The significance of Holy Week is often lost in the hustle of egg hunts and search to find the best dress for Easter Sunday.
Triangle Community Church aims to bring Christians back to the raw reality of the final days of Jesus Christ through paintings.
The idea to create artwork that portrays Christ’s final week came from church member Richard Dobbs. He had seen something similar a few years ago at a church he was visiting and liked the concept.
“It’s easier for me to create a painting that tells the story of how Christ died,” said Dobbs, a graphic designer who lives in Holly Springs.
I went to Triangle Community Church’s Maundy Thursday service on March 24 to learn more about the effort. It is stunning to walk through the gallery of paintings that begins with a humble man riding on a donkey and ends with Christ’s triumphant departure out of the tomb.
The paintings range in size from about 12-by-18 inches to 15-by-24 feet. It’s impossible to see the artwork and not have conversations with others about Christ.
There were six paintings created by Dobbs and Jeff McSwain, another TCC member, the first year the church held a Passion Week art show. “We wanted to capture the main events in Christ’s last week,” Dobbs said.
Aaron Leeds, the church’s worship and creative arts pastor, supported the art gallery efforts by making the large canvas frames and directing a commemorative service to tell the story of Christ’s final week through scripture reading and music.
“The art team gives a sense of rawness to help the truth come to life,” Leeds said. “The Maundy Thursday Service includes somber, thoughtful music to help the Bible come to life.”
The music for the service comes from old hymns set to more contemporary melodies that includes banjos and electric guitars. Leeds sings and plays keyboard. Dobbs plays percussion using djembes, congas and bongos.
The musicians and scripture readers were on a stage in the center of the sanctuary. This allowed seating for 550. It also made it possible for a cross to be on the larger stage. Participants have the opportunity to nail confessions of sins on the cross as a symbol of how Christ felt the weight of all sins, past, present and future when he died.
Twenty-two paintings by eight artists were part of this year’s gallery that also was open on Good Friday.
The smaller works of art were completed by teens, including Isabella Dobbs, who created a scene depicting Matthew 26:34, “Jesus said to him, ‘Truly, I tell you, this very night, before the rooster crows, you will deny me three times.’ ”
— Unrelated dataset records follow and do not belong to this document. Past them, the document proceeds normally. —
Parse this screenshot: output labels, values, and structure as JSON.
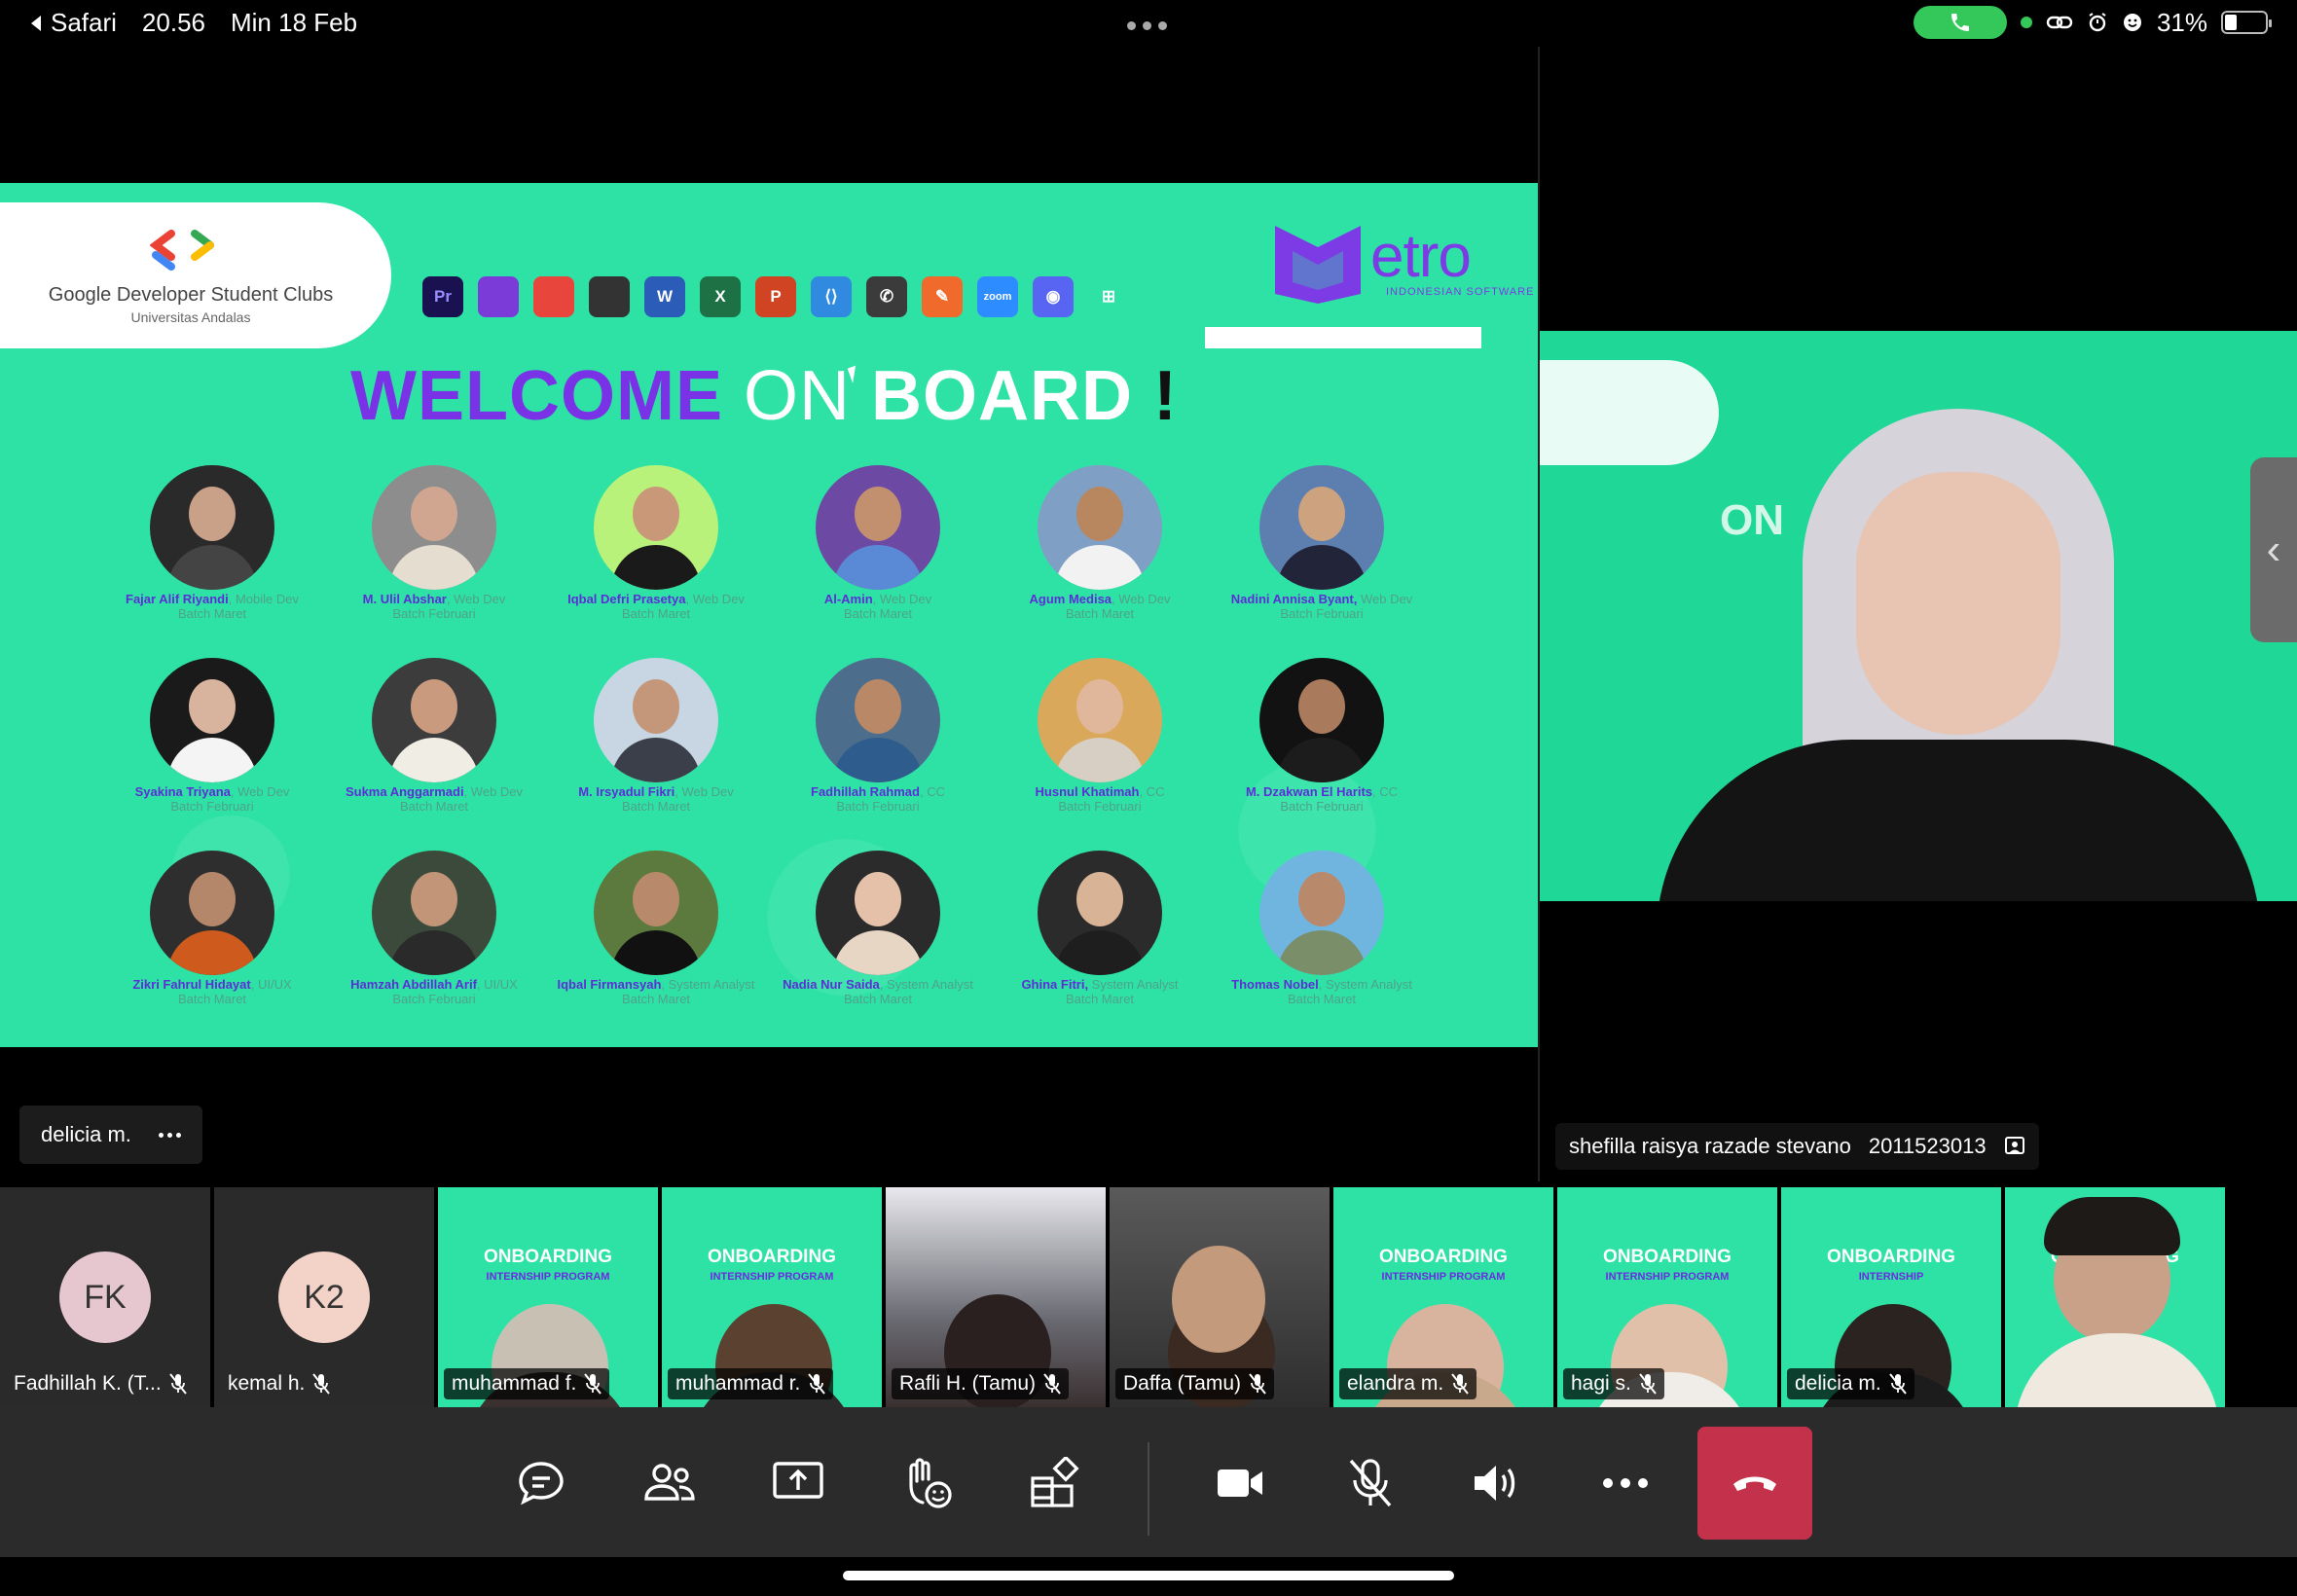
{
  "status_bar": {
    "back_app": "Safari",
    "time": "20.56",
    "date": "Min 18 Feb",
    "battery": "31%",
    "battery_level": 0.31
  },
  "shared_screen": {
    "gdsc_title": "Google Developer Student Clubs",
    "gdsc_sub": "Universitas Andalas",
    "metro_word": "etro",
    "metro_sub": "INDONESIAN SOFTWARE",
    "welcome": {
      "w1": "WELCOME",
      "w2": "ON",
      "w3": "BOARD",
      "w4": "!"
    },
    "tools": [
      {
        "label": "Pr",
        "name": "premiere-icon",
        "bg": "#1a1250",
        "fg": "#9a8cff"
      },
      {
        "label": "",
        "name": "github-icon",
        "bg": "#7a3bd8",
        "fg": "#fff"
      },
      {
        "label": "",
        "name": "chrome-icon",
        "bg": "#e8453c",
        "fg": "#fff"
      },
      {
        "label": "",
        "name": "dart-icon",
        "bg": "#333",
        "fg": "#ffc107"
      },
      {
        "label": "W",
        "name": "word-icon",
        "bg": "#2b5cb8",
        "fg": "#fff"
      },
      {
        "label": "X",
        "name": "excel-icon",
        "bg": "#1e7145",
        "fg": "#fff"
      },
      {
        "label": "P",
        "name": "powerpoint-icon",
        "bg": "#d04423",
        "fg": "#fff"
      },
      {
        "label": "⟨⟩",
        "name": "vscode-icon",
        "bg": "#2f8ae0",
        "fg": "#fff"
      },
      {
        "label": "✆",
        "name": "whatsapp-icon",
        "bg": "#3b3b3b",
        "fg": "#fff"
      },
      {
        "label": "✎",
        "name": "figma-icon",
        "bg": "#f06a2c",
        "fg": "#fff"
      },
      {
        "label": "zoom",
        "name": "zoom-icon",
        "bg": "#2d8cff",
        "fg": "#fff"
      },
      {
        "label": "◉",
        "name": "discord-icon",
        "bg": "#5865f2",
        "fg": "#fff"
      },
      {
        "label": "⊞",
        "name": "windows-icon",
        "bg": "transparent",
        "fg": "#fff"
      }
    ],
    "members": [
      {
        "name": "Fajar Alif Riyandi",
        "role": ", Mobile Dev",
        "batch": "Batch Maret",
        "bg": "#2a2a2a",
        "skin": "#c9a088",
        "shirt": "#444"
      },
      {
        "name": "M. Ulil Abshar",
        "role": ", Web Dev",
        "batch": "Batch Februari",
        "bg": "#8d8d8d",
        "skin": "#d0a690",
        "shirt": "#e4ddd0"
      },
      {
        "name": "Iqbal Defri Prasetya",
        "role": ", Web Dev",
        "batch": "Batch Maret",
        "bg": "#b8f27a",
        "skin": "#c99879",
        "shirt": "#1a1a1a"
      },
      {
        "name": "Al-Amin",
        "role": ", Web Dev",
        "batch": "Batch Maret",
        "bg": "#6c4aa3",
        "skin": "#c2906f",
        "shirt": "#5a8ad6"
      },
      {
        "name": "Agum Medisa",
        "role": ", Web Dev",
        "batch": "Batch Maret",
        "bg": "#7fa0c4",
        "skin": "#b9875f",
        "shirt": "#f2f2f2"
      },
      {
        "name": "Nadini Annisa Byant,",
        "role": " Web Dev",
        "batch": "Batch Februari",
        "bg": "#5d7fb0",
        "skin": "#cda27f",
        "shirt": "#22243a"
      },
      {
        "name": "Syakina Triyana",
        "role": ", Web Dev",
        "batch": "Batch Februari",
        "bg": "#1a1a1a",
        "skin": "#d8b49e",
        "shirt": "#f4f4f4"
      },
      {
        "name": "Sukma Anggarmadi",
        "role": ", Web Dev",
        "batch": "Batch Maret",
        "bg": "#3c3c3c",
        "skin": "#c99a7e",
        "shirt": "#f0ede4"
      },
      {
        "name": "M. Irsyadul Fikri",
        "role": ", Web Dev",
        "batch": "Batch Maret",
        "bg": "#c8d6e4",
        "skin": "#c4977a",
        "shirt": "#3b3f4a"
      },
      {
        "name": "Fadhillah Rahmad",
        "role": ", CC",
        "batch": "Batch Februari",
        "bg": "#4c6e8c",
        "skin": "#b98866",
        "shirt": "#2e5c8c"
      },
      {
        "name": "Husnul Khatimah",
        "role": ", CC",
        "batch": "Batch Februari",
        "bg": "#d9a85a",
        "skin": "#e0b79a",
        "shirt": "#d7cfc4"
      },
      {
        "name": "M. Dzakwan El Harits",
        "role": ", CC",
        "batch": "Batch Februari",
        "bg": "#121212",
        "skin": "#a97a5c",
        "shirt": "#1c1c1c"
      },
      {
        "name": "Zikri Fahrul Hidayat",
        "role": ", UI/UX",
        "batch": "Batch Maret",
        "bg": "#2e2e2e",
        "skin": "#b5876a",
        "shirt": "#cf5a1e"
      },
      {
        "name": "Hamzah Abdillah Arif",
        "role": ", UI/UX",
        "batch": "Batch Februari",
        "bg": "#3b4a3a",
        "skin": "#c29578",
        "shirt": "#2a2a2a"
      },
      {
        "name": "Iqbal Firmansyah",
        "role": ", System Analyst",
        "batch": "Batch Maret",
        "bg": "#5c7a3e",
        "skin": "#b8896a",
        "shirt": "#111"
      },
      {
        "name": "Nadia Nur Saida",
        "role": ", System Analyst",
        "batch": "Batch Maret",
        "bg": "#2b2b2b",
        "skin": "#e4c1a8",
        "shirt": "#e8d6c4"
      },
      {
        "name": "Ghina Fitri,",
        "role": " System Analyst",
        "batch": "Batch Maret",
        "bg": "#2b2b2b",
        "skin": "#d9b395",
        "shirt": "#1e1e1e"
      },
      {
        "name": "Thomas Nobel",
        "role": ", System Analyst",
        "batch": "Batch Maret",
        "bg": "#6fb5e0",
        "skin": "#b9896b",
        "shirt": "#7a8e6a"
      }
    ]
  },
  "presenter_label": {
    "name": "delicia m."
  },
  "speaker": {
    "name": "shefilla raisya razade stevano",
    "id": "2011523013",
    "bg_text": "ON"
  },
  "participants": [
    {
      "name": "Fadhillah K. (T...",
      "initials": "FK",
      "type": "avatar",
      "avatar_bg": "#e6c7d0"
    },
    {
      "name": "kemal h.",
      "initials": "K2",
      "type": "avatar",
      "avatar_bg": "#f3d3c8"
    },
    {
      "name": "muhammad f.",
      "type": "onboard",
      "ob1": "ONBOARDING",
      "ob2": "INTERNSHIP PROGRAM"
    },
    {
      "name": "muhammad r.",
      "type": "onboard",
      "ob1": "ONBOARDING",
      "ob2": "INTERNSHIP PROGRAM"
    },
    {
      "name": "Rafli H. (Tamu)",
      "type": "video"
    },
    {
      "name": "Daffa (Tamu)",
      "type": "video"
    },
    {
      "name": "elandra m.",
      "type": "onboard",
      "ob1": "ONBOARDING",
      "ob2": "INTERNSHIP PROGRAM"
    },
    {
      "name": "hagi s.",
      "type": "onboard",
      "ob1": "ONBOARDING",
      "ob2": "INTERNSHIP PROGRAM"
    },
    {
      "name": "delicia m.",
      "type": "onboard",
      "ob1": "ONBOARDING",
      "ob2": "INTERNSHIP"
    },
    {
      "name": "",
      "type": "self",
      "ob1": "ONBOARDING",
      "ob2": ""
    }
  ],
  "colors": {
    "slide_green": "#2ee2a5",
    "brand_purple": "#7a32e6",
    "end_call_red": "#c4314b",
    "toolbar_bg": "#2b2b2b"
  }
}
Isabella Dobbs, 14, always helps with the Holy Week events. It would be hard for her not to because her father turns their garage into an art studio. Leeds delivers the artwork to the Dobbs’ home where the art team is invited to paint their designs.
The artists are given the freedom to choose the scenes and often get caught up with the pain and suffering Christ had in his final days.
“I got the idea for the rooster painting when I read the passage in Matthew and realized the church didn’t have that scene yet,” Isabella Dobbs said.
“Richard stood on a 6-foot ladder to paint the largest work of Christ leaving the tomb,” Leeds said. “He wept when it was completed.”
The artwork is stored in a temperature-controlled unit, making it possible for the church to build on the collection each year.
Christ gave his life in a way that even today seems beyond reason. It was a self-sacrificing, humble and radical way. As we look at the events unfolding in our world that seem to divide and be overflowing with anger toward those we are called to serve, we need churches like Triangle Community Church to remind us of Christ’s radical love.
Triangle Community Church is on 4216 Kildaire Farm Road in Apex. The church is non-denominational and started in 1992. The Sunday morning worship services are at 9:30 and 11:15 a.m. and have free coffee, donuts, bagels and juice. More information is at www.tcc.org